Beginning in January of 2011, the first Baby Boomers began the transition into senior citizen-hood with their 65th birthdays. Many of those entering this phase in need of financial or other forms of assistance have found themselves on a waiting list for help from local and state agencies.
There has been a nationwide cut in funding for programs like these. According to estimates from the Leadership Council of Aging Organizations, the sequester earlier this year chopped, among other things, 4 million home-delivered meals and nearly two million senior transportation rides nationwide. Personal care services were denied to 1.5 million seniors, almost 485,000 lost access to health promotion and disease prevention programs and 290,000 senior households lost LIHEAP energy assistance (during one of the hottest summers on record in many states). There have also been deep cuts to mental health care services.
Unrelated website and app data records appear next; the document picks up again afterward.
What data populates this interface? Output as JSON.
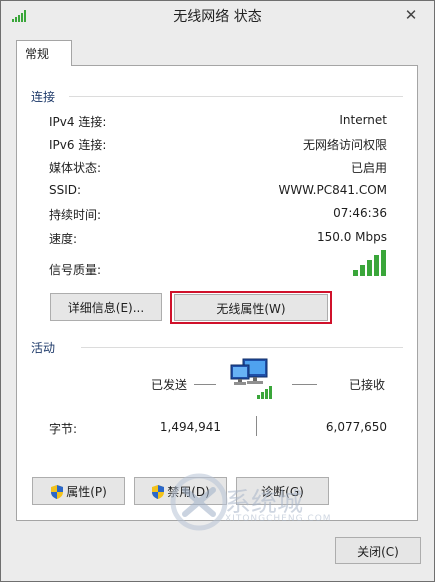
{
  "window": {
    "title": "无线网络 状态",
    "title_icon": "signal-bars-icon",
    "close_glyph": "✕"
  },
  "tabs": [
    {
      "label": "常规",
      "selected": true
    }
  ],
  "connection": {
    "section_title": "连接",
    "rows": [
      {
        "label": "IPv4 连接:",
        "value": "Internet"
      },
      {
        "label": "IPv6 连接:",
        "value": "无网络访问权限"
      },
      {
        "label": "媒体状态:",
        "value": "已启用"
      },
      {
        "label": "SSID:",
        "value": "WWW.PC841.COM"
      },
      {
        "label": "持续时间:",
        "value": "07:46:36"
      },
      {
        "label": "速度:",
        "value": "150.0 Mbps"
      }
    ],
    "signal_label": "信号质量:",
    "signal_bars_lit": 5,
    "signal_bars_total": 5,
    "details_button": "详细信息(E)...",
    "wireless_props_button": "无线属性(W)"
  },
  "activity": {
    "section_title": "活动",
    "sent_label": "已发送",
    "received_label": "已接收",
    "bytes_label": "字节:",
    "bytes_sent": "1,494,941",
    "bytes_received": "6,077,650",
    "network_icon": "network-computers-icon"
  },
  "bottom_buttons": {
    "properties": "属性(P)",
    "disable": "禁用(D)",
    "diagnose": "诊断(G)"
  },
  "footer": {
    "close_button": "关闭(C)"
  },
  "watermark": {
    "text": "系统城",
    "subtext": "XITONGCHENG.COM"
  },
  "colors": {
    "signal_green": "#3aa63a",
    "highlight_red": "#d0112b",
    "section_blue": "#1e3a6a"
  }
}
The White House projects that Louisiana will lose approximately $488,000 in funds that provide meals for seniors as a result of sequestration.
"Fortunately, we do not have a waiting list of citizens needing help, but sequestration could change that," Reggie DeFreese, Morehouse Council on Aging Director said. 'The MCOA is currently able to help everyone fitting the criteria for services."
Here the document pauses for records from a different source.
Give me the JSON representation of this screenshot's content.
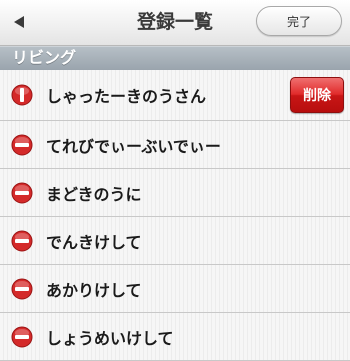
{
  "navbar": {
    "title": "登録一覧",
    "back_icon": "back-arrow-icon",
    "done_label": "完了"
  },
  "section": {
    "title": "リビング"
  },
  "items": [
    {
      "label": "しゃったーきのうさん",
      "delete_confirm": true,
      "delete_label": "削除"
    },
    {
      "label": "てれびでぃーぶいでぃー",
      "delete_confirm": false
    },
    {
      "label": "まどきのうに",
      "delete_confirm": false
    },
    {
      "label": "でんきけして",
      "delete_confirm": false
    },
    {
      "label": "あかりけして",
      "delete_confirm": false
    },
    {
      "label": "しょうめいけして",
      "delete_confirm": false
    }
  ],
  "colors": {
    "minus_red": "#d42a2a",
    "delete_red": "#d21c1c"
  },
  "icons": {
    "row_minus": "minus-circle-icon",
    "row_minus_active": "minus-circle-rotated-icon"
  }
}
The MCOA receives funding from government grants and contracts. The agency also works with Bingo Gold, which is a local video bingo hall where various charities provide workers to be on-site calling bingo and in return, the charities share in the profits of the video portion. Some funding is received through United Way and individual contributions.
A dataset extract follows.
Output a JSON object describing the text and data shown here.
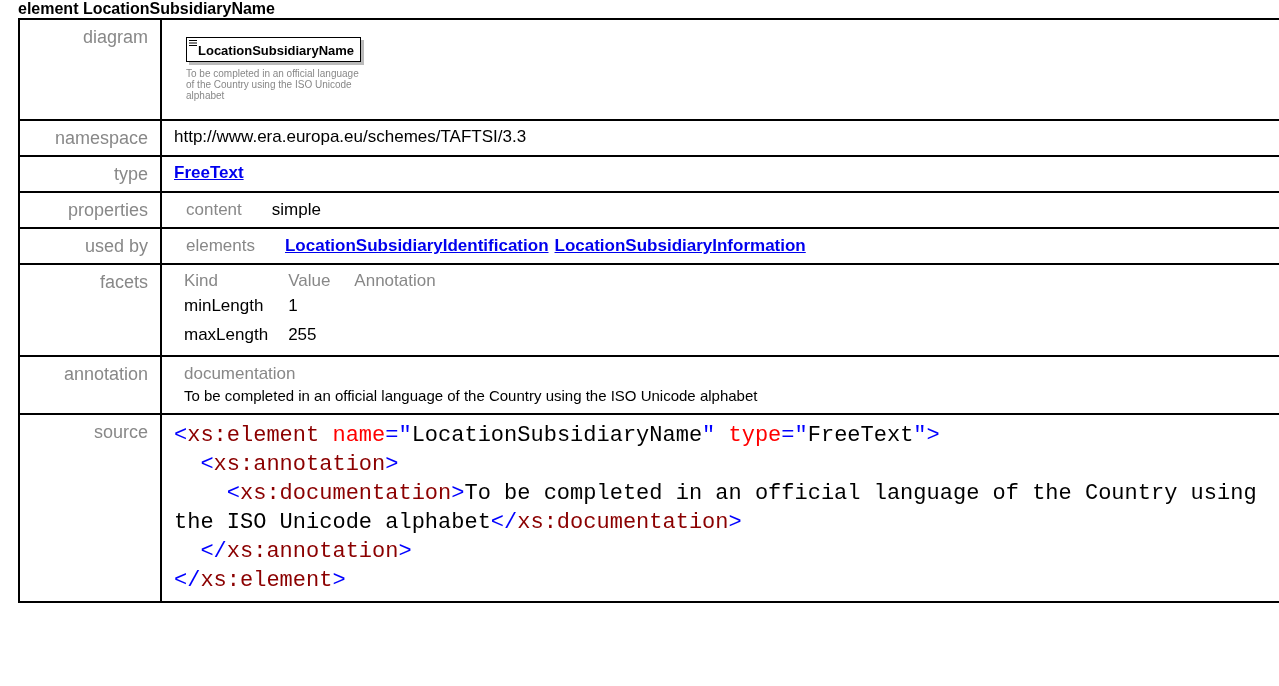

While several MCOA services are generally known to the public like the Meals on Wheels and Congregate Meals, many are not, such as the Homemaker program and the Caregiver service. The agency covers all of Morehouse Parish, with the main site located at 735 Washburn and satellite meals sites at the Collinston Health Unit and on the Hilltop. MCOA operates one senior center, three nutrition sites and an elderly housing complex. They also sponsor five low income housing projects.
DeFreese said the Meals on Wheels program provides meals 250 days a year, serves around 45,000 hot and cold meals a year.
“There is no fee for any of our services provided, however contributions are accepted and play a huge role in the continuation of services," DeFreese said.
Waiting lists statewide
Louisiana's assistant secretary of the Department of Health and Hospitals, Hugh Eley, said in a recent phone interview that his office has noted a “steady increase in requests for services over the past six or seven years.” He said upwards of 6,000 people have been added to the list of those being served since 2009. “And the waiting list continues to grow,” he said. The Office of Aging and Adult Services, within the DHH, serves approximately 55,000 clients annually, 65 percent of whom are seniors. The OAAS, through Medicaid funding, assists applicants in finding or listing a home, provides assistance toward placement in nursing homes, intermediate care facilities or assisted living facilities and also provides in-home assistance. Other services include Adult Protective Services and respite.
Eley said it is difficult for his office to find people to do home repairs or modifications that would assist more seniors to live independently. He also cited a shortage in respite care providers, transportation and affordable assisted living. “Assisted living seems to be something only those with a higher income can afford,” he said. “If we could have a more middle-income model for assisted living, I think that would help a lot of people.”